Firm Fringe favourites and multi-award-winning The Shakespeare Jukebox returned to the Pavilion Gardens last evening.
For those of you not familiar with the format, a group of players from Buxton Drama League perform a range of popular scenes from the Bard's work. There is a 'playlist' on a chalkboard; just make a donation and select your favourite and the team will act out the scene. Last night's selection offered a choice of 18 scenes, and no matter how many times I watch the Jukebox in action, I am always impressed by how they switch from one play to another and character to character without a mis-step.
Despite the thunder storm just minutes before the start and steady drizzle for the first 15 minutes, the players threw themselves into the action (and on occasion onto the sodden ground as required). Last night's scenes included excerpts from Antony and Cleopatra, The Tempest, Macbeth, Henry V as well as A Midsummer Night's Dream and As You Like It. As usual the players started with the ever-popular witches from Macbeth with the audience encouraged to join in the 'chorus' of 'Double Double' - the audience loved it.
All the players deliver their lines with great panache and passion. They display great skill and agility as they switch from character to character with just a few props and the addition of a hat or sword to change the scenes. There were some very funny tongue-in-cheek moments between mum Jayne and daughter Elyse, with Elyse coming off worse as the hapless messenger to Jayne's 'patient' (read hopping mad) Cleopatra. Not to be outdone, Robbie switched from serious menace as Richard III to hammy, protracted dying in the Rude Mechanicals, and Maria moved from lovelorn maid in As You Like It to havoc-causing lion in A Midsummer Night's Dream.
The audience and casual passers-by were soon caught up in the open air fun with money being dropped in the bucket all going to support Buxton Samaritans.
Watching the Jukebox is always an enjoyable way to while away a summer's evening (despite the rain) and is sure to provide great fun for all the family.
So don't miss their next performances on 14th, 15th, 21st and 22nd July at 6.15 on the Promenade Pavilion Gardens. Also you can watch their online scenes at www.buxtondramaleague.co.uk/shakespeare-jukebox-2023 and please support this worthwhile charity at https://samaritanscommunity.enthuse.com/pf/shakespeare-jukebox-2023
Old Haunts is an innovative way of bringing the history of Buxton’s Spring Gardens to life, in the form of a walking tour enlivened by an entertaining audio story.
Starting at the Buxton Pump Room, the listener is encouraged to download the Old Haunts app and, having activated it, is introduced to an earnest historian, Matt (Michael Grady-Hall) who wants to present the facts of Buxton’s past, and his sister Claire (Suzanne McGrail) who takes a more fanciful approach, as she talks about the ghosts who have their own stories to tell.
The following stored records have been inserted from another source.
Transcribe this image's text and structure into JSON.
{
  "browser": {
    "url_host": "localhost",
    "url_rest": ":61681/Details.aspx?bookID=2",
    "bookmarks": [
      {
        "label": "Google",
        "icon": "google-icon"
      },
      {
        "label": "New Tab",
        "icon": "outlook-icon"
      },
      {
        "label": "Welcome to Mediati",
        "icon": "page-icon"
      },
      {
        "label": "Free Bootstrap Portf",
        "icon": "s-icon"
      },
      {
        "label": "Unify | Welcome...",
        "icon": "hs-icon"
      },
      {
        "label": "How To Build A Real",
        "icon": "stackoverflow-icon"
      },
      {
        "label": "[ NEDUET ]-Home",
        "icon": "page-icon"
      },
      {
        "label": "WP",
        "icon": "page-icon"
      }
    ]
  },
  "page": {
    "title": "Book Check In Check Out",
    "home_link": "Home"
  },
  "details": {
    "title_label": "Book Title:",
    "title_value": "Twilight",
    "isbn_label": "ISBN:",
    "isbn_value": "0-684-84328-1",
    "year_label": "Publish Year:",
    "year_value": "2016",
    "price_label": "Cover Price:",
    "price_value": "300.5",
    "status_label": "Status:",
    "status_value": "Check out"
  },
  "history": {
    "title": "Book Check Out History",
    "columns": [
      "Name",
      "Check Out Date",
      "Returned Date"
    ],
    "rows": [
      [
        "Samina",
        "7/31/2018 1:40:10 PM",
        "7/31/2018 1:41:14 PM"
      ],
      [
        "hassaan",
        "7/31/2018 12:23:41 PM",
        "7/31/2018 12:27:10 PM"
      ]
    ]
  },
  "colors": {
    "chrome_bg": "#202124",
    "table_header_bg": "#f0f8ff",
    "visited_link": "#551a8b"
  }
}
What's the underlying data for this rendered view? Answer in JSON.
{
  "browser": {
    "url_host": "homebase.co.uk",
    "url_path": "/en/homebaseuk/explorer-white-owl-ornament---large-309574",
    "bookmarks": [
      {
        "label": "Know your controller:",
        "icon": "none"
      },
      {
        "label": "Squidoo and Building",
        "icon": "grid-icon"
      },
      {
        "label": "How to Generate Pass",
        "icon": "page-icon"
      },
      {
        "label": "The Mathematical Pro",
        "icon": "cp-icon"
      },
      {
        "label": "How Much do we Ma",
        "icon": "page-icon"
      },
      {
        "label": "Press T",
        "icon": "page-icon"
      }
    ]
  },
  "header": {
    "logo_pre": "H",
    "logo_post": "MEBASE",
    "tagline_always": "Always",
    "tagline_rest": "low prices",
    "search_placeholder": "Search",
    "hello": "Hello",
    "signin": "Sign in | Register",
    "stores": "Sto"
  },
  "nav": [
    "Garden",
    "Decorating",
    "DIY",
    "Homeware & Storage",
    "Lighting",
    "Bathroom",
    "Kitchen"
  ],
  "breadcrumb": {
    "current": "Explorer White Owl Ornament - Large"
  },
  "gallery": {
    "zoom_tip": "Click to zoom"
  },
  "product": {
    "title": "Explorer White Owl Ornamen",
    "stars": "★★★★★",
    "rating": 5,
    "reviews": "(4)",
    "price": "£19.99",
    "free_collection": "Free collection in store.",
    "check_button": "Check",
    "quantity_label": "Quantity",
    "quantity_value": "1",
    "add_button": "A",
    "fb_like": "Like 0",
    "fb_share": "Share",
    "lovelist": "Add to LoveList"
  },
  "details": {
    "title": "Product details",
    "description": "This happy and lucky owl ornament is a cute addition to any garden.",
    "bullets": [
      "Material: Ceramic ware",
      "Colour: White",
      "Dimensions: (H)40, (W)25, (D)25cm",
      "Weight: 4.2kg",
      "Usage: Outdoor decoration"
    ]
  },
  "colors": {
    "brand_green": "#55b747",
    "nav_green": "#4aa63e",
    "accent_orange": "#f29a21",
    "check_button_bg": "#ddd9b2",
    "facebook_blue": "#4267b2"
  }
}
As the walk progresses and the listener is taken from point to point, these ghosts interrupt proceedings, voiced by local actors.
Right from the off, I found I was learning new things about a street I know so well – I never knew, for example, that the stretch of street from Clark’s shoes to the old Grove Hotel was originally a Crescent to mirror its more famous neighbour. The script by Tom Crawshaw and Alice de Cent is informative, educational and witty and the relationship of the bantering siblings well realized.
Unfortunately, on my listening to the tour, I experienced technical difficulties which meant that I was not able to complete it, whether due to glitches in the program, my own technical issues or the vagaries of Buxton’s wifi I’m not sure. However, I will certainly give it another go, and attempt to complete it another day, as there’s much to learn and enjoy.
More than anything Old Haunts shows how much the shopping street has changed – and continues to change. Even in the time since it was recorded, shops mentioned in the walk have gone out of business or changed names, a testament to the ephemeral and mayfly nature of the businesses that surround us all the time.